Two story ideas for covering unemployment

by January 15, 2020
Here are two story ideas about unemployment (Photo credit to Pixabay)

The unemployment rate is one of the major indicators of a country’s healthy economy. There is a great deal of content available about unemployment and its implications in the U.S. media and worldwide.

Based on recent data, here are two story ideas that business journalists can follow through. 

Unemployment rate is more than average in your state – why? 

The unemployment rate in the U.S. varies through states. The average is 3.7%. But the average in certain states is higher. Arizona and Mississippi are among those, with 5% and 5.2% respectively, together with Alaska and District of Columbia. 

The business journalists can look at the numbers, talk with financial analysts and try to find out what is different in these states that makes the unemployment rate higher than the country average. 

The Bureau of Labor Statistics has “Economy at a Glance” for each state that includes labor force data and non-farm wage and salary. This can be a good starting point for journalists reporting on the issue. 

According to Balance there are seven major factors that affect unemployment: 

1. Demand – deficient unemployment – when there are fewer jobs than applicants. Companies can lose profit when customer demand drops. 

2. Advances in technology can mean that less people are needed to perform certain tasks. 

3. Job outsourcing – when a company moves its manufacturing or call centers to another country usually with lower cost of living. 

4. Workers can voluntarily leave their jobs or just relocate. 

5. New workers entering the job market can increase competition. Same with workers who re-enter the market after being out of it for some time. 

Corporate Finance Institute adds high interest rates, global recession and financial crisis to the list above. 

Unemployment issues for people with disabilities 
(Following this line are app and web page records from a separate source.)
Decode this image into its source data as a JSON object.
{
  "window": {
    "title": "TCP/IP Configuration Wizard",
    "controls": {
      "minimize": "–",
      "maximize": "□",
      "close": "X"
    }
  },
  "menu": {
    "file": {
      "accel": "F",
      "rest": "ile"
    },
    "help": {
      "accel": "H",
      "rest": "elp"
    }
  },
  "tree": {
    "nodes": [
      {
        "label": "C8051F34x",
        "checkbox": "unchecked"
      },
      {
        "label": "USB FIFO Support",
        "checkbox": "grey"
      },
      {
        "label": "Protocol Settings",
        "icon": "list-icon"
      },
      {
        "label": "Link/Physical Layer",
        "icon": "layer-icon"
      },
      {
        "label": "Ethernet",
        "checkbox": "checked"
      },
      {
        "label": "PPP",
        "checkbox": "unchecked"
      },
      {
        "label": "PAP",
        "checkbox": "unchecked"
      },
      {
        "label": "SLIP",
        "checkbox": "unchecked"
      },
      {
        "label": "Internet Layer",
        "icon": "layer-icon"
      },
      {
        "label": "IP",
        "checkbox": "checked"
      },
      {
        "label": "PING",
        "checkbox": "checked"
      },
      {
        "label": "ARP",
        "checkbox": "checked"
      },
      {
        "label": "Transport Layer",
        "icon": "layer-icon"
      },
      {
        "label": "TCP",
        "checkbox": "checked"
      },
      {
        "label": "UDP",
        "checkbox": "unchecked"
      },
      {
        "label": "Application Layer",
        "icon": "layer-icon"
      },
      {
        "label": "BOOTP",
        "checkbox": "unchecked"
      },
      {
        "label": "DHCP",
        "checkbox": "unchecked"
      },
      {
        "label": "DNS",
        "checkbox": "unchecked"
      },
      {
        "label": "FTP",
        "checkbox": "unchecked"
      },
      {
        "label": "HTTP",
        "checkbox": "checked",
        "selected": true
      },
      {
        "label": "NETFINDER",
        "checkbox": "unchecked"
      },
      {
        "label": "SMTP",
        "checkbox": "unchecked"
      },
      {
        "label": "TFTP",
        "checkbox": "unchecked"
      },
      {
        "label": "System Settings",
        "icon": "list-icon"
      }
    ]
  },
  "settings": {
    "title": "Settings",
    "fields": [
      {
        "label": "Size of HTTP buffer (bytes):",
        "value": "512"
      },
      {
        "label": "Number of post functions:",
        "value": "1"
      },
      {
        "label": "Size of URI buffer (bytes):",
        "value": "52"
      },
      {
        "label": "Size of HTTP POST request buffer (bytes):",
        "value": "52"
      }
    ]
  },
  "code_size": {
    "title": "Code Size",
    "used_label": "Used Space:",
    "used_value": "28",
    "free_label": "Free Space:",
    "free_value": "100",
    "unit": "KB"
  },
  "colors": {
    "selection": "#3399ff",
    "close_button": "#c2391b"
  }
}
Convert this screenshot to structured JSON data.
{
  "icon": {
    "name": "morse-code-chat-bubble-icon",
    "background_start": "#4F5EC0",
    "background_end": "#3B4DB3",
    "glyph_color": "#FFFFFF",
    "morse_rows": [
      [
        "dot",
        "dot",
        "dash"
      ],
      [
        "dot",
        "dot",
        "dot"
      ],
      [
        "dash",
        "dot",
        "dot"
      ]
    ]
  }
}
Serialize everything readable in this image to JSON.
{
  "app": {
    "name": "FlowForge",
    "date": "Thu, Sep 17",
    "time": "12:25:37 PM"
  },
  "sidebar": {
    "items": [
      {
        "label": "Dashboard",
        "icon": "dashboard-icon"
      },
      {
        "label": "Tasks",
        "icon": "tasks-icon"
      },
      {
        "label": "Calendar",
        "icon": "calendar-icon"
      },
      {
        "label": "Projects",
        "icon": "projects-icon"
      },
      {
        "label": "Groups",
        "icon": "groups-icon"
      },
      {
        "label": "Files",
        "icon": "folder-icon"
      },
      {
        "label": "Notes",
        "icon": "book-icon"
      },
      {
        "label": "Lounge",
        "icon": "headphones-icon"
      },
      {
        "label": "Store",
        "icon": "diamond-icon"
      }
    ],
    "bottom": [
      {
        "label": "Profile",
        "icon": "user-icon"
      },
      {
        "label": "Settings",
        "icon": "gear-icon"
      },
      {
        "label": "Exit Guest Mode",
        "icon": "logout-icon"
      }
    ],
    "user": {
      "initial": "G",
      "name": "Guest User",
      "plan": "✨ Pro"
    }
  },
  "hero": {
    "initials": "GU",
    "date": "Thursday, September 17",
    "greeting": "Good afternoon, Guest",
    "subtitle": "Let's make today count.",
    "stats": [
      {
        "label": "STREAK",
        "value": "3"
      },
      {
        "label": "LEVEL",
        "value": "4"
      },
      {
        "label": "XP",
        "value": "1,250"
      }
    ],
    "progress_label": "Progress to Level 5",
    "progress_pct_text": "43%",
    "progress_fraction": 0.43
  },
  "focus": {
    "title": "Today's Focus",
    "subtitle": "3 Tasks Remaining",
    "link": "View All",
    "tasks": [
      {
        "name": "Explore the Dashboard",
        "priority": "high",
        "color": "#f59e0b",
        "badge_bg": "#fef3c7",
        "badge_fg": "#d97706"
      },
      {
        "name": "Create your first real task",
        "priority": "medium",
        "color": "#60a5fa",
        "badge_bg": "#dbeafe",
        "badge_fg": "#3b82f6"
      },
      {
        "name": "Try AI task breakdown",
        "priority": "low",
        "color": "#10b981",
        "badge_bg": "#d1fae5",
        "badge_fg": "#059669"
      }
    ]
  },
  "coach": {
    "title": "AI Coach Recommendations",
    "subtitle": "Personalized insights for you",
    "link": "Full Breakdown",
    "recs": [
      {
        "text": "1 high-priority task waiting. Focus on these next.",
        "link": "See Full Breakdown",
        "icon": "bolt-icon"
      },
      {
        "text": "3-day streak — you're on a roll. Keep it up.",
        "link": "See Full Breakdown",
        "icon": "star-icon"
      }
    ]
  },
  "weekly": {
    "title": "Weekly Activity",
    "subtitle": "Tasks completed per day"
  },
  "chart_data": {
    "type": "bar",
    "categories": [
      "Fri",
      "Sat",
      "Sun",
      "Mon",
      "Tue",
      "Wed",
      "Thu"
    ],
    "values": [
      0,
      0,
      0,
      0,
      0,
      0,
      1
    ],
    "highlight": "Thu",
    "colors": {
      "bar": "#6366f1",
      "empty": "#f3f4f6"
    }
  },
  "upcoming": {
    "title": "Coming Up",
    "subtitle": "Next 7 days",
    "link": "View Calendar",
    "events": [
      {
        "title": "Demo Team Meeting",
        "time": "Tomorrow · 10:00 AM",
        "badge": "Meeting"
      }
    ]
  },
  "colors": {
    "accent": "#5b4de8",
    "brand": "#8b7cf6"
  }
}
9 million Americans with disabilities have a job, according to the United States Census Bureau. The most common occupations include janitors, building cleaners, drivers, cashiers and so on. 

The Census Bureau says that in most occupations workers with or without disabilities earn about the same. Some occupations like lawyers, financial analysts and chief executives can be an exception. 

Generally, the unemployment rate for people with disabilities has decreased and reached the lowest number yet recorded. However, it is still higher compared to the rate for people with no disability.  

According to Bureau of Labor Statistics the unemployment rate for women with disability status between the ages of 16 and 64 was 8.2 percent in August 2019. While for persons with no disability the number is 4 percent. So women who have some kind of disability are twice less likely to be employed, compared to those women who have no disability. As for the men with disability in the same age category the unemployment rate is 7.2%. 

Forbes recently wrote that the high unemployment rate among women with disabilities is an underreported issue. Business journalists can cover the topic both, on local and national scale using information from governmental databases, as well as from research of private organizations. 

Some of the sources that can be useful: